Randomized Social Experiments eJournal
Editors: David H. Greenberg and Mark D. Shroder
University of Maryland, Baltimore County and U.S. Department of Housing and Urban Development

This eJournal distributes working and accepted paper abstracts focused on the randomized social experiment as a distinctive modern form of social research activity. Randomized Social Experiments makes available papers, articles, and research reports concerned with field tests of human behavior in which random assignment has been used for evaluation purposes. Social experiments began in the United States in the late 1960s, and have since been conducted on all the inhabited continents. Random assignment involves neither choice nor discretion. Whereas human subjects may or may not have the right to choose to participate in the experiment, they do not have the right to decide which group within the experiment they will join. Similarly, persons administering the policy intervention may restrict eligibility for participation in the experiment, but once a person is admitted, program staff cannot determine the group in which that subject is enrolled, except by using randomization. If implemented properly, the results of social experiments generally are internally valid, that is, they provide unbiased impact estimates for targeted people subject to different treatments at the particular time and place they were administered. The question of their external validity to larger populations, other places, or time periods will at all times be controversial.

Randomized Social Experiments succeeds the Digest of Social Experiments 3rd ed. (David Greenberg and Mark Shroder Washington D.C., Urban Institute Press, 2004), which contains brief summaries of 240 social experiments completed by April 2003.

Greenberg and Shroder believe that the methods they used to capture research activity in this growing field are no longer sufficient, and have asked SSRN to provide a new mechanism by which the community of scholars can learn about it. Randomized Social Experiments includes, but is not limited to, field studies of social programs in which the behavior of individuals, households, or (in rare instances) firms or organizations is examined subject to a protocol which includes

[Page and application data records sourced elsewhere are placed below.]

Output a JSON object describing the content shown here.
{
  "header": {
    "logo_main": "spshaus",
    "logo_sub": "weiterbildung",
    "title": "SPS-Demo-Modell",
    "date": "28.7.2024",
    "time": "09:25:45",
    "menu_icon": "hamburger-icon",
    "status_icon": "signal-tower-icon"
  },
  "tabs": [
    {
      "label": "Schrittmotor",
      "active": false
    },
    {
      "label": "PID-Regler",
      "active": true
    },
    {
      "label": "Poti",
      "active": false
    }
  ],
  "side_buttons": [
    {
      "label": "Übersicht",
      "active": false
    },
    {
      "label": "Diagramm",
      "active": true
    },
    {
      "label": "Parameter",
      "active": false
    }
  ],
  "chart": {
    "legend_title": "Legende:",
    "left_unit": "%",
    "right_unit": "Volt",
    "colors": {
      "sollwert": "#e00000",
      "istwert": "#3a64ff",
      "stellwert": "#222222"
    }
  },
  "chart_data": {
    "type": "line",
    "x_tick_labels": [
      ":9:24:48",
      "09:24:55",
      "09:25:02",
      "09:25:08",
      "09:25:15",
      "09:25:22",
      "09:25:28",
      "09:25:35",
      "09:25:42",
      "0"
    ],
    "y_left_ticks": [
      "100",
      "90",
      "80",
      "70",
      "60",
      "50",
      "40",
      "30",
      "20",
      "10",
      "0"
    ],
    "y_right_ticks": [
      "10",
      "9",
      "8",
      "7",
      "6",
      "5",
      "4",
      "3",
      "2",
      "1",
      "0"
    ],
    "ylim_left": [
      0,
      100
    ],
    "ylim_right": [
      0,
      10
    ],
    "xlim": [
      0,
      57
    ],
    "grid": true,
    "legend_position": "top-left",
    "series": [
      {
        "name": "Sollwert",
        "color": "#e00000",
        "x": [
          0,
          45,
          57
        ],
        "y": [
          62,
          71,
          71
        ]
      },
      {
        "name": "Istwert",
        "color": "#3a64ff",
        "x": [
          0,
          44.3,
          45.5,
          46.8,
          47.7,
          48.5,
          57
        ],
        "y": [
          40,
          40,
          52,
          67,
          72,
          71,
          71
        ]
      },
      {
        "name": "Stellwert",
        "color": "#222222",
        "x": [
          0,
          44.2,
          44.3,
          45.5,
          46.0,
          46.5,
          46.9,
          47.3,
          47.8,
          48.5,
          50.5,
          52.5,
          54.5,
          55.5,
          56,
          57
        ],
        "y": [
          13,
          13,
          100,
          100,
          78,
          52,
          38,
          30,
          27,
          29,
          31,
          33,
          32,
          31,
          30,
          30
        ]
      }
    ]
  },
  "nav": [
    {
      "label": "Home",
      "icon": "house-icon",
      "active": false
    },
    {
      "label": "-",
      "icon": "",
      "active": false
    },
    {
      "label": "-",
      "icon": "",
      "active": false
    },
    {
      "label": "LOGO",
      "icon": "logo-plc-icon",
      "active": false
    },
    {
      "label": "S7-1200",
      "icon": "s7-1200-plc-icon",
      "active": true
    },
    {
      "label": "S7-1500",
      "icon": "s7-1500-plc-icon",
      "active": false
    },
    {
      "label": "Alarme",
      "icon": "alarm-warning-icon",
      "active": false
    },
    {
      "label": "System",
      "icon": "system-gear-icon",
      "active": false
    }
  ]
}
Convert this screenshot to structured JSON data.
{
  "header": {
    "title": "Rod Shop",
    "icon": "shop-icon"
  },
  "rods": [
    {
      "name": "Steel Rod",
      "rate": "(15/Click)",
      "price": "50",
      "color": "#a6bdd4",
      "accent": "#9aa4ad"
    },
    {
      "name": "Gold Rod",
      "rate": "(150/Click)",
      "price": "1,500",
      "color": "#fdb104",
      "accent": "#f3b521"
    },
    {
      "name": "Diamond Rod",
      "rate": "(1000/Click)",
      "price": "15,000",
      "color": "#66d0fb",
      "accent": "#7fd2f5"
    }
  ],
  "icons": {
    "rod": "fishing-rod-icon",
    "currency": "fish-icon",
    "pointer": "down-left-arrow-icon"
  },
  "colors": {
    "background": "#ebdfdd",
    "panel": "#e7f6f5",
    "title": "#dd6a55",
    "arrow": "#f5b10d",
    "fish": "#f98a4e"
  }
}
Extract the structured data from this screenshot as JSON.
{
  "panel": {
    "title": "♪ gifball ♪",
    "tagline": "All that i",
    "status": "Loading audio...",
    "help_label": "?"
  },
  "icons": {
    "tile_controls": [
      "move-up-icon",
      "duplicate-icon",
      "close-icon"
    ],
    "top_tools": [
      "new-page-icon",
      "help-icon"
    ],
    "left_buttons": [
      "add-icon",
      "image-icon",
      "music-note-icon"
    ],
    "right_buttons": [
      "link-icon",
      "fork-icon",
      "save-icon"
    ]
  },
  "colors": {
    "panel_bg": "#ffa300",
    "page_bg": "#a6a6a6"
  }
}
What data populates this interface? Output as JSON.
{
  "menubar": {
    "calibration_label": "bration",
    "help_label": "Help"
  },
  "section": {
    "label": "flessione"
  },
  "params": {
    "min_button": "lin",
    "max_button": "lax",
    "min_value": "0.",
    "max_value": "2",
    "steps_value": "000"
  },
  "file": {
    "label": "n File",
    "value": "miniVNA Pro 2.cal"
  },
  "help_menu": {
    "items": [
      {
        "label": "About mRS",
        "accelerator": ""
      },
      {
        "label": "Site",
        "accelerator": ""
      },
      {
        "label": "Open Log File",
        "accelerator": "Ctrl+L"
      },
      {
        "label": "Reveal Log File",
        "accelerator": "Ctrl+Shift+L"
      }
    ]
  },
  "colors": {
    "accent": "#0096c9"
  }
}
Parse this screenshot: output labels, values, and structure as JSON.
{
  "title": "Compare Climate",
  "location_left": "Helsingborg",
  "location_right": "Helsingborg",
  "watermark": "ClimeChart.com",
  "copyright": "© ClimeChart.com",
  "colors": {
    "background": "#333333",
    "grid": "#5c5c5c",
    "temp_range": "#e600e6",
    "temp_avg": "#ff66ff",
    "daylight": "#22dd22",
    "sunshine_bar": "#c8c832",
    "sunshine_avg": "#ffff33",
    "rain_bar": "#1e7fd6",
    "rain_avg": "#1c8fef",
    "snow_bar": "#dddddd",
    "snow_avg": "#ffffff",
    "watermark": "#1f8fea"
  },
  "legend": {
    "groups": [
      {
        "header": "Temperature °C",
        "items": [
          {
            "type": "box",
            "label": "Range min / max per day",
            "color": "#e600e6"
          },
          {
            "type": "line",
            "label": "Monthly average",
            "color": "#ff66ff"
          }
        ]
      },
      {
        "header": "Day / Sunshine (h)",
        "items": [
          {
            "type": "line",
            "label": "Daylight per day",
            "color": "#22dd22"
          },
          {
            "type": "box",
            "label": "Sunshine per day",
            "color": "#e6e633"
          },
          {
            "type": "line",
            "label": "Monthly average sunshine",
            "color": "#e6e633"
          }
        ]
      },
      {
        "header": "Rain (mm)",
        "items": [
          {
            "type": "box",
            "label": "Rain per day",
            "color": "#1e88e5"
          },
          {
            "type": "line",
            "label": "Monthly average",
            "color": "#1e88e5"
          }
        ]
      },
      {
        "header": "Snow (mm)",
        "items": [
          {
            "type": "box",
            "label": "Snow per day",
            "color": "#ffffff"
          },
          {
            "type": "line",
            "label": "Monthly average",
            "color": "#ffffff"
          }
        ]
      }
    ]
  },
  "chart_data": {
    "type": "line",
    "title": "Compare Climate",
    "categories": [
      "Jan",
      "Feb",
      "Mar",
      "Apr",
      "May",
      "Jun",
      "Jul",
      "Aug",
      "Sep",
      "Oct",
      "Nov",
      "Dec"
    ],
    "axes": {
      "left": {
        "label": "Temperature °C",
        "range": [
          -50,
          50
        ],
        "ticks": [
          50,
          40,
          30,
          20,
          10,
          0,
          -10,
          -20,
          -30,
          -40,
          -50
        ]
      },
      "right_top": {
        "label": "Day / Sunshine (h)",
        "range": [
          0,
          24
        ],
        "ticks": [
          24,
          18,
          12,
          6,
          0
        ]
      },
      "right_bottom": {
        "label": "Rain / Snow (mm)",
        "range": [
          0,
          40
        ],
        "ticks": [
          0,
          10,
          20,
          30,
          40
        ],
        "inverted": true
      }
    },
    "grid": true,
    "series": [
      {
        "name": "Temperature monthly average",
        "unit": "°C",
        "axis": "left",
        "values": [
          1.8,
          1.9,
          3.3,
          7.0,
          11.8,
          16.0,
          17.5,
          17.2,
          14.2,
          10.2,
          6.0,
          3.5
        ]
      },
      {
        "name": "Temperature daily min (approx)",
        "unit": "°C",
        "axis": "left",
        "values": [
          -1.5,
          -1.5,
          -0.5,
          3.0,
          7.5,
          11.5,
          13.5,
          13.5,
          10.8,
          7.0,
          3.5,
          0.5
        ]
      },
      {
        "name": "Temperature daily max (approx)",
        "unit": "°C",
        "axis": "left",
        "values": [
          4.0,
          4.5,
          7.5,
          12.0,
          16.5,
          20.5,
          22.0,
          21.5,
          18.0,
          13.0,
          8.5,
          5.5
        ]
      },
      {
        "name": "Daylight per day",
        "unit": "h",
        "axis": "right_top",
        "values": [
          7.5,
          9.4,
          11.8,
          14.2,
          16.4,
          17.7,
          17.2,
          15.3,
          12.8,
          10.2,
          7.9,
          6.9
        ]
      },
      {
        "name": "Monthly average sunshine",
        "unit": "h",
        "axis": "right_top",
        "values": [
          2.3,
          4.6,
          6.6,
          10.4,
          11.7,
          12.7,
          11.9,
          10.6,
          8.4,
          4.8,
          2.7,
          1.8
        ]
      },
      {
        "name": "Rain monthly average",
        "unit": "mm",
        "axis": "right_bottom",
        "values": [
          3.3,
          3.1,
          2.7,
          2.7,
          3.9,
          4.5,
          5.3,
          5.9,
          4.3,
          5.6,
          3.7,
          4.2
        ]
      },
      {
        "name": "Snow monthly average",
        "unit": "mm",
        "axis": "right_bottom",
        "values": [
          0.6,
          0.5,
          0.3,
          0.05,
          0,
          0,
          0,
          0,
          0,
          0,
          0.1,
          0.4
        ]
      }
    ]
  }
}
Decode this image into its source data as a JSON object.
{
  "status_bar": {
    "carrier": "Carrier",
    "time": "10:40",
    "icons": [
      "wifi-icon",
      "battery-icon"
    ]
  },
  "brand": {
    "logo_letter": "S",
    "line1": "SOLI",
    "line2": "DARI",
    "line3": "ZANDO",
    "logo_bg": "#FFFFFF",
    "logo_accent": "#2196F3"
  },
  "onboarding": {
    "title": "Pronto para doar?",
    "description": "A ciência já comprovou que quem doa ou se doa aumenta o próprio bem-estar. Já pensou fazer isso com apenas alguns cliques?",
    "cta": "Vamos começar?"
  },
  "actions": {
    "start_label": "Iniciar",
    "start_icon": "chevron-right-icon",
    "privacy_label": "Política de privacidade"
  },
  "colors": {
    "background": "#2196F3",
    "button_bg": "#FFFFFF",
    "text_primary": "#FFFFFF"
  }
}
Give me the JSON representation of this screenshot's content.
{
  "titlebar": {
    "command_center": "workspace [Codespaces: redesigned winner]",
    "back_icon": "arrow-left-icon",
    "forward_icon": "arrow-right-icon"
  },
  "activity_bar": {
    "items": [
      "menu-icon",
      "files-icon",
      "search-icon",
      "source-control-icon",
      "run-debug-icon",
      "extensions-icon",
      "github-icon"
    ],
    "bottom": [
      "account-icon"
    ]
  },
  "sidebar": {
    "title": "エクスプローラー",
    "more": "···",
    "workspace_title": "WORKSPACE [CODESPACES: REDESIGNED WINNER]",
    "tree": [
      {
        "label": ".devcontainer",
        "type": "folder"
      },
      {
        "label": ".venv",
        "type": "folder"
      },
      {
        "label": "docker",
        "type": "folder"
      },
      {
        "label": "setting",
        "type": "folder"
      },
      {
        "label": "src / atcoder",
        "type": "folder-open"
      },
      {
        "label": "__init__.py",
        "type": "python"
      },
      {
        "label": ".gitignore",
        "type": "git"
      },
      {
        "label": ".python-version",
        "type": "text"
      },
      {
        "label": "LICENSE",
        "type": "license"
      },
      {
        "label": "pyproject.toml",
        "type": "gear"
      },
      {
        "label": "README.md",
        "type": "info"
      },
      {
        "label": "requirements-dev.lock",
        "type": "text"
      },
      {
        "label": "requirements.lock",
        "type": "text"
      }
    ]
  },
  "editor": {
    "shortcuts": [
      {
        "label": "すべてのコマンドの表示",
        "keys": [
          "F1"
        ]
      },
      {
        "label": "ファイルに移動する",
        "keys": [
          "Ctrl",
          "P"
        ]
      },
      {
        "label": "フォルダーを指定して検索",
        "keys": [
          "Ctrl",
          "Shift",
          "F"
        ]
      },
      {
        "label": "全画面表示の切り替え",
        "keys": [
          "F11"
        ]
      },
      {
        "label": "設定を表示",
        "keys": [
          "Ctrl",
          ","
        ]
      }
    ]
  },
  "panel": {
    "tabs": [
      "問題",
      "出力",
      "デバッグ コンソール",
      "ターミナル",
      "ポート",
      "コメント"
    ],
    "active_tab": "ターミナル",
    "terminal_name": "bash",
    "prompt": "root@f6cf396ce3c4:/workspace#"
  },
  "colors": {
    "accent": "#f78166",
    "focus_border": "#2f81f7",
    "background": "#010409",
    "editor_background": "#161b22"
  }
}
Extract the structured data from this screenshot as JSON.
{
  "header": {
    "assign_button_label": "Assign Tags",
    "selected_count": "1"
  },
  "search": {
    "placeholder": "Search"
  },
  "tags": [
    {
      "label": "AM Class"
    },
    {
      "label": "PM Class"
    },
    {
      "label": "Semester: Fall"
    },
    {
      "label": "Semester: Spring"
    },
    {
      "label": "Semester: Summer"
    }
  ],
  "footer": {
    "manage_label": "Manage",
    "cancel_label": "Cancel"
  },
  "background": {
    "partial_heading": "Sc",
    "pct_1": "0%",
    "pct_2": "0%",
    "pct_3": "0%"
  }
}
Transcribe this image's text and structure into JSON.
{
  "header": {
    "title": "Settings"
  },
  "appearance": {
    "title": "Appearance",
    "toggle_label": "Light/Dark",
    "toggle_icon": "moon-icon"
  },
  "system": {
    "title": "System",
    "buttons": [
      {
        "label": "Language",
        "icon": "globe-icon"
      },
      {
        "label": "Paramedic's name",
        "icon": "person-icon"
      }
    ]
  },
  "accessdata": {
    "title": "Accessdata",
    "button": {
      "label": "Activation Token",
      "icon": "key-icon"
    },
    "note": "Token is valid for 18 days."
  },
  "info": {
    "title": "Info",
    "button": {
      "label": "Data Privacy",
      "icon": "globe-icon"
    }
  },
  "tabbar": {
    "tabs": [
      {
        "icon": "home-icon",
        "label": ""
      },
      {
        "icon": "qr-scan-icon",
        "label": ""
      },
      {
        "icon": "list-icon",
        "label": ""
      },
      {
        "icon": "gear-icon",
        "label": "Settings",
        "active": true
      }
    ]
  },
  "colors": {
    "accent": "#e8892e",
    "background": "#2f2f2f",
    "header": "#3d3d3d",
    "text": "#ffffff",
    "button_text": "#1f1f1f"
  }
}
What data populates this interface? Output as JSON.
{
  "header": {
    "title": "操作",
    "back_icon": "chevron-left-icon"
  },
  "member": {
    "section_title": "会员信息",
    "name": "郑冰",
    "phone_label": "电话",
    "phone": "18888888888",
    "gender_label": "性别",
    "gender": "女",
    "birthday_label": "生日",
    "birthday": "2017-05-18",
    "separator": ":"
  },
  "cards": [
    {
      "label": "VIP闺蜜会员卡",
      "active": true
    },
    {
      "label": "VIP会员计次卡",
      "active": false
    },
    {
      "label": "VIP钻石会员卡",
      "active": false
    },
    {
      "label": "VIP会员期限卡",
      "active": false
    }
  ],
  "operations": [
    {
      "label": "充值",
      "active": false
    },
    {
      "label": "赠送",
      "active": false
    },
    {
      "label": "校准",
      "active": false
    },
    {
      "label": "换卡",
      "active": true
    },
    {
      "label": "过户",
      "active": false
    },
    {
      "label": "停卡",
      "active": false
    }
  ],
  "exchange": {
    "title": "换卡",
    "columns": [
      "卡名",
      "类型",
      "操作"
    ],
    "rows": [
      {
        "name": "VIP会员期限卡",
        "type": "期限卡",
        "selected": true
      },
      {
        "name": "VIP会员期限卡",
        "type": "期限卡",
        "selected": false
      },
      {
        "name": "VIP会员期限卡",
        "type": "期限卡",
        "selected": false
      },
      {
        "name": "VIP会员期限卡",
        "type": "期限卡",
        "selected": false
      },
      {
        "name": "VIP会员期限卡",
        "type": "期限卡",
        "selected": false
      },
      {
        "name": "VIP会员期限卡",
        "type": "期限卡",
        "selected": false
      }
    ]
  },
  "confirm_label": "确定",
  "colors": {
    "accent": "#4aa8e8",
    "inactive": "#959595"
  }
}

Randomized Social Experiments will also contain information on certain studies that would be excluded from the above definition because they do not involve social policy interventions, and therefore expands on the Digest. Specifically, we have added randomized studies of social exclusion (e.g., field tests of prevalence of discrimination in the market place) and methods of political mobilization, any type of personnel policy used by employers, and any type of marketing strategies used by either businesses or charities. In all cases, however, studies included will involve the observation of actual, not theoretical, human behavior in the field, not the laboratory.

Although the primary objective of this eJournal is to produce internally valid impact estimates, Randomized Social Experiments is not limited to only analyses of impacts. Rather, included are any papers, articles, or research reports that utilize data generated by social experiments, including analyses of the implementation and cost-benefits of the tested programs and policies. Also included are more general discussions of and research on social experimentation (e.g., methodological issues, the relative merits of social experiments and non-experimental approaches to estimating impacts, and syntheses of findings from social experiments).

Click here to Browse our Electronic Library to view our archives of abstracts and associated full text papers published in this journal.

Sample Issue

Randomized Social Experiments eJournal Advisory Board
Click on the individual's name below to view the editor or advisory board member's author home page.

Editors: David H. Greenberg and Mark D. Shroder
University of Maryland, Baltimore County and U.S. Department of Housing and Urban Development

Joshua D. Angrist

Robert F. Boruch

Gary Burtless

Esther Duflo

Donald P. Green

Judith M. Gueron

Robinson Hollister

Robert LaLonde

John A. List

Rebecca Maynard

Robert A. Moffitt

Larry L. Orr

Jeffrey A. Smith

Robert Walker